Those who see me from afar, would describe me as “extrovert”, “outspoken”, and “loud”. But contrary to popular opinion, I am not. Sure, I mingle and I laugh, and giggle and you can most certainly not feel out of place when you bring me to your social gatherings, but I am not that. I am, actually, a very shy person. I like crowds not because I find the noise very comforting or that I love the attention, but because I can hide in it. I enjoy people’s company but an evening with just one person, or even alone, is enough to make my day. I like it just like that. DO not ask me why. A professor, in this semester, lectured for half an hour after I introduced myself as follows, “Hi! My name is M… and I am currently a fourth year BS Accounting Technology student. I love rock music, books, and I am nothing but a painstakingly average person compared to those before me (I was referring to those who introduced themselves first). She seemed to take the remark too seriously and lectured us about how we should all be so proud of ourselves. That we are not ‘nothing’ and that we are always more than what we think we are. Blah. Blah. Blah. I did not listen. I know that! And, I am not that! I tell myself! But the truth is, I am often not sure. I struggle with the fact that I seem to not know myself at certain days in my life. I see myself in others too often that I forget who I really am inside. I have been hiding in a mask for so long, I forgot to take it off.
You’re scared to tell Pia you love her, so you pretend you do not! – Farhan Qureshi, 3 Idiots
Deception is something people cannot live without. We have been programmed to be something. Our gender, sexuality, personal opinions, and beliefs, though we think are our own, in truth has been planted to us by none other than the society. Think about it. Who told you the concept about respect? How did you come to learn it? Who taught you to be on prompt? Cordial? Pleasing? Whether taught to you by your parents or whether learned in school, these values were inculcated to you by teachers with the added value that if you are “this” you are a very good and admirable citizen of the world. That if you say “po” and “opo” (A Filipino greeting of respect) you are a respectful person. That if you show up on time, you are a responsible one, too. Ever since we were kids, we have been taught to act accordingly and be proper for society to not “judge” us. This very concept of right and wrong is our dilemma. This will lead to pretention; fear; and complex rationalization of obvious mistakes.
I am pretentious. I am scared of what others might think of me, so I pretend.
I am scared my peers will think less of me when they know I drink, so I pretend I do not.
I scared my family will judge me if they know I like cheesy films, so I pretend I do not.
Friendship, for one, faces these dilemmas. Friends often get caught in the web of responsibility … they lie just to make their friend feel better. But wouldn’t it be better to just tell the whole truth?
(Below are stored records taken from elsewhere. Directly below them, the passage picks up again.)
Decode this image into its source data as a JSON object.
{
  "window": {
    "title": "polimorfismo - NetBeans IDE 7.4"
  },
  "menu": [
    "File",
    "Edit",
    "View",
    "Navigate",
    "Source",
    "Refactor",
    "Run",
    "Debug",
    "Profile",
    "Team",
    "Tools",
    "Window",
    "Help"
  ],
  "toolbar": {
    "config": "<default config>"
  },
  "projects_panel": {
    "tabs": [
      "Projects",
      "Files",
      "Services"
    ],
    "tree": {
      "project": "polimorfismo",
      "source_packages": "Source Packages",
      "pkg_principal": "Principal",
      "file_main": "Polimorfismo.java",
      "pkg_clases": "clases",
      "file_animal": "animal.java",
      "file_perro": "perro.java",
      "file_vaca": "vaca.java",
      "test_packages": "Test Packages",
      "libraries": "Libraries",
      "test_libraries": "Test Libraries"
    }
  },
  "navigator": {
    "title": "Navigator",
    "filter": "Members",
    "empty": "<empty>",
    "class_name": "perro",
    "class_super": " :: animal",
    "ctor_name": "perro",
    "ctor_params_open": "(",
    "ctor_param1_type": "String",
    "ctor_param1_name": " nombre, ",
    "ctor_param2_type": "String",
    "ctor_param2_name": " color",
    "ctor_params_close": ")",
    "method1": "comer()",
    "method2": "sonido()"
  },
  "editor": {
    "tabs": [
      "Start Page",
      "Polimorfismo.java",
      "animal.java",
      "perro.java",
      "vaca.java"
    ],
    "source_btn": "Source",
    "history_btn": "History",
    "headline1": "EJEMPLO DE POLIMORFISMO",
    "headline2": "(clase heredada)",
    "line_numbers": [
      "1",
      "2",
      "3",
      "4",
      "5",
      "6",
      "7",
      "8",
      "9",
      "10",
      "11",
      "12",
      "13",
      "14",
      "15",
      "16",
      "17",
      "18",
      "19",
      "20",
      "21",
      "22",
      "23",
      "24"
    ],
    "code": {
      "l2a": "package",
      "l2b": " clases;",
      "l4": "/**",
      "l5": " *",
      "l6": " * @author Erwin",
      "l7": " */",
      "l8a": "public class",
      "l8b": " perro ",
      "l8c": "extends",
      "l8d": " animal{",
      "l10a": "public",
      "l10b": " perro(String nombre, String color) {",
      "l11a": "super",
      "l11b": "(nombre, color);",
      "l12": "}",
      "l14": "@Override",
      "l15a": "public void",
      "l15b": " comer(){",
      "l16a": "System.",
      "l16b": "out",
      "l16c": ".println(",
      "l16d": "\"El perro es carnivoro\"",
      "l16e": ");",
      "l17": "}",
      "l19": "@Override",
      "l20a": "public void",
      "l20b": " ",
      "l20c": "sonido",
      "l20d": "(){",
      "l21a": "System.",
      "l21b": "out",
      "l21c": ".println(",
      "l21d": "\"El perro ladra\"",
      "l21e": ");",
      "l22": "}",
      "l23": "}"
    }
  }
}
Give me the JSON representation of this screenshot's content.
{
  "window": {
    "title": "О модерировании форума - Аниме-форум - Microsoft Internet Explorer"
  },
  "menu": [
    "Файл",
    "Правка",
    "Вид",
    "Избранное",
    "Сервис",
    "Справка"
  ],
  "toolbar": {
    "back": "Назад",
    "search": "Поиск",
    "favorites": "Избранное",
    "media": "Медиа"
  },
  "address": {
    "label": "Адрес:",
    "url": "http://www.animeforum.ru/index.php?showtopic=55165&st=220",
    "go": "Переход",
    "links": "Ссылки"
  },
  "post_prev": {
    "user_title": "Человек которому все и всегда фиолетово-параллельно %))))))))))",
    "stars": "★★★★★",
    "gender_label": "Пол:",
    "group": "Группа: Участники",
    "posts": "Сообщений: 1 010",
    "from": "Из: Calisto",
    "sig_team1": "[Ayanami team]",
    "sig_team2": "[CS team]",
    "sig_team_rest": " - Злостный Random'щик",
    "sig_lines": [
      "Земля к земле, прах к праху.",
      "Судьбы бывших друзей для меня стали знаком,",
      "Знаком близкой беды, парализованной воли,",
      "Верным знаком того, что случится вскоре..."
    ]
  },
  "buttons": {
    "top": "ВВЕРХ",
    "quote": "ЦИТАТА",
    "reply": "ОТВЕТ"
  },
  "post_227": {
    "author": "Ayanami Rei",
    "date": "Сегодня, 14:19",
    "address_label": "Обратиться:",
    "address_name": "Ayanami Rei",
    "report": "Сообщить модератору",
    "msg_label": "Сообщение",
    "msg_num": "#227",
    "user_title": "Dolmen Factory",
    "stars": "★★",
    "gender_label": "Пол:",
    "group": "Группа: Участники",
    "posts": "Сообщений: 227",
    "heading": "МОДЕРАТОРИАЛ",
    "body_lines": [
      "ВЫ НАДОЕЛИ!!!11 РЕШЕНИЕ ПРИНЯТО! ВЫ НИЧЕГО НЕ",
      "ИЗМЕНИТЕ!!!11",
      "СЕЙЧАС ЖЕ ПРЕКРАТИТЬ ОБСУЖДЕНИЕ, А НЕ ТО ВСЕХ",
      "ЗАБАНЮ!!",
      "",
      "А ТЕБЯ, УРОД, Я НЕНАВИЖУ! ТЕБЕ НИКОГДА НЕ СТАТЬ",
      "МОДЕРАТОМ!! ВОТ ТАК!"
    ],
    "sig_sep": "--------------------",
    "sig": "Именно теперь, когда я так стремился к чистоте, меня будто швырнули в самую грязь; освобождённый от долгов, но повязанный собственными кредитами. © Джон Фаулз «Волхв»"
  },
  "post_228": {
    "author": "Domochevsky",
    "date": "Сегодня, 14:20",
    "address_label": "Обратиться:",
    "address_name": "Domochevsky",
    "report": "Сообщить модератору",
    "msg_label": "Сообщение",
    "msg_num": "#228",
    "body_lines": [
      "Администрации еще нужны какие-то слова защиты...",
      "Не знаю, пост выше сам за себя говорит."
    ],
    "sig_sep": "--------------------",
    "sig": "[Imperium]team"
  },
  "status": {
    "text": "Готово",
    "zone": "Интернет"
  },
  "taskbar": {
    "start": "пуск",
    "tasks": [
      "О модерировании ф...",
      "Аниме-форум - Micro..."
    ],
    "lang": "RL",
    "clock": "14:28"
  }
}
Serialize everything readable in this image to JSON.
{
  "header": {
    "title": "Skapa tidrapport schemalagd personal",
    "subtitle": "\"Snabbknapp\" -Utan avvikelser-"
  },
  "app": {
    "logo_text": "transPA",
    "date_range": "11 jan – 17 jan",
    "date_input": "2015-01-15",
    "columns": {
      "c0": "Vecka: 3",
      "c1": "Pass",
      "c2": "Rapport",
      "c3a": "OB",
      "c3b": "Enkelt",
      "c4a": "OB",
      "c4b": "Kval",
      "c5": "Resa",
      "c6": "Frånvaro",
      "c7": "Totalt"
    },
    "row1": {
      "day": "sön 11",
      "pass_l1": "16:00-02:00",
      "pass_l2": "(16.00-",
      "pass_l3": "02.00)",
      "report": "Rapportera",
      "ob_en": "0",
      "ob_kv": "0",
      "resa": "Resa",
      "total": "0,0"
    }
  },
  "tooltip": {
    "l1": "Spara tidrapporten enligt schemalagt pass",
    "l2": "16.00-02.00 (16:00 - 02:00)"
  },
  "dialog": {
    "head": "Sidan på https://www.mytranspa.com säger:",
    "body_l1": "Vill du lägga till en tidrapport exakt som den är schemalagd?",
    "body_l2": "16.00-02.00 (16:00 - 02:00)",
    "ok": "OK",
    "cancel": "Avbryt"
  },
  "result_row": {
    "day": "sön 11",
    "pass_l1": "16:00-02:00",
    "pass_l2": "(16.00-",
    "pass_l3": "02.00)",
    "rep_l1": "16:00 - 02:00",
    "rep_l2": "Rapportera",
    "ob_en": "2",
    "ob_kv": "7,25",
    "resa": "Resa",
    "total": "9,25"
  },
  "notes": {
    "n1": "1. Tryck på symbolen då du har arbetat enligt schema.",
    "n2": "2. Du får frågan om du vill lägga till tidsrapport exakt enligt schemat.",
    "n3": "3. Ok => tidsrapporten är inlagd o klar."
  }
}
Wouldn’t it be better to just go out there and tell your friend, “Hey, that tie is hideous. Take it off.” As opposed to, “It suits you. They look at you because you are handsome in that tie.” We live in a world where pretentions exist and are necessary for survival. Why? Primal fear.
We fear judgment so we pretend we want nothing.
We fear death so we pretend it does not exist.
We fear rejection so we pretend we do not desire anything.
But the truth is, I want something. I know death will soon come and take me when I least expect it, and desire something. I am afraid, and so I pretend.
Everything starts with a lie, this is my dilemma.
Maybe this lie will be the longest lie I can possibly upturn.